Amyloidosis is caused by the build up of abnormal “amyloid” proteins in body tissues. Prof Pepys has long believed that the key to understanding the disease is a related blood protein called SAP, which sticks to amyloid fibres and stops enzymes removing them.
The FT has covered his work several times. My predecessor David Fishlock described in 1990 Prof Pepys’s discovery of a way to image SAP and amyloid fibres. I wrote in 1995 and 2002 about progress in developing a drug called CPHPC, which aimed to clear the destructive amyloid deposits from patients by removing the protective SAP from their blood.
Prof Pepys was working then in collaboration with Roche.
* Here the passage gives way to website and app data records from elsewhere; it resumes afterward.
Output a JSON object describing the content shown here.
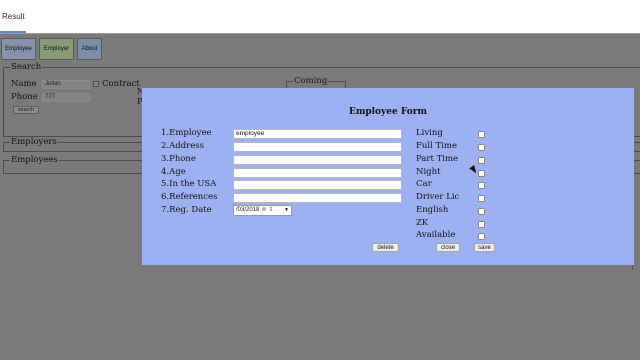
{
  "tab": {
    "label": "Result"
  },
  "nav": [
    "Employee",
    "Employer",
    "About"
  ],
  "search": {
    "legend": "Search",
    "name_label": "Name",
    "name_value": "Julian",
    "phone_label": "Phone",
    "phone_value": "777",
    "contract_label": "Contract",
    "search_button": "search",
    "coming_legend": "Coming",
    "partial_n": "N",
    "partial_p": "P"
  },
  "employers_legend": "Employers",
  "employees_legend": "Employees",
  "modal": {
    "title": "Employee Form",
    "fields": [
      {
        "label": "1.Employee",
        "value": "employee"
      },
      {
        "label": "2.Address",
        "value": ""
      },
      {
        "label": "3.Phone",
        "value": ""
      },
      {
        "label": "4.Age",
        "value": ""
      },
      {
        "label": "5.In the USA",
        "value": ""
      },
      {
        "label": "6.References",
        "value": ""
      }
    ],
    "date_label": "7.Reg. Date",
    "date_value": "/03/2018",
    "checks": [
      "Living",
      "Full Time",
      "Part Time",
      "Night",
      "Car",
      "Driver Lic",
      "English",
      "ZK",
      "Available"
    ],
    "buttons": {
      "delete": "delete",
      "close": "close",
      "save": "save"
    }
  }
}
But the Swiss pharmaceutical giant eventually pulled out.
“While we had promising early results [with CPHPC] they were not enough to benefit patients with advanced disease,” he says. “Something more dramatic is needed.”
That something turns out to a combination of CPHPC with an antibody – a molecular guidance system designed to seek out amyloid deposits in vital organs.
Now Prof Pepys has reached an agreement with another big pharmaceutical group, UK-based GlaxoSmithKline, to collaborate on producing a treatment for amyloidosis based on the CPHPC-antibody combination.
Although the details of this week’s deal are confidential, Prof Pepys says GSK will spend many millions of pounds working with UCL scientists, to convert their successful animal tests into an antibody-based drug for human use.
Mike Owen, GSK’s head of biopharmaceutical research, said it was realistic to aim for clinical trials within two years.
Symptoms of amyloidosis are very variable because the heart, kidneys, liver and almost any other organ can be affected. Every year 500 to 1,000 new cases are diagnosed in the UK, mainly in middle-aged and older people; their prognosis is poor.
Although amyloidosis is a rare disease, there are enough sufferers – an estimated 80,000 in the industrialised world – to bring in considerable revenues from an effective drug.
Prof Pepys points out that antibody-based medicines can sell for tens of thousands of pounds per patient, particularly if they treat a previously untreatable disease.
While staff at GSK’s research centre in Stevenage will look after the clinical development of the new medicine, “Prof Pepys will remain closely involved in the project,” says Pauline Williams, the company’s head of academic liaison. “It was critical for him to feel that he was not handing everything over to us.”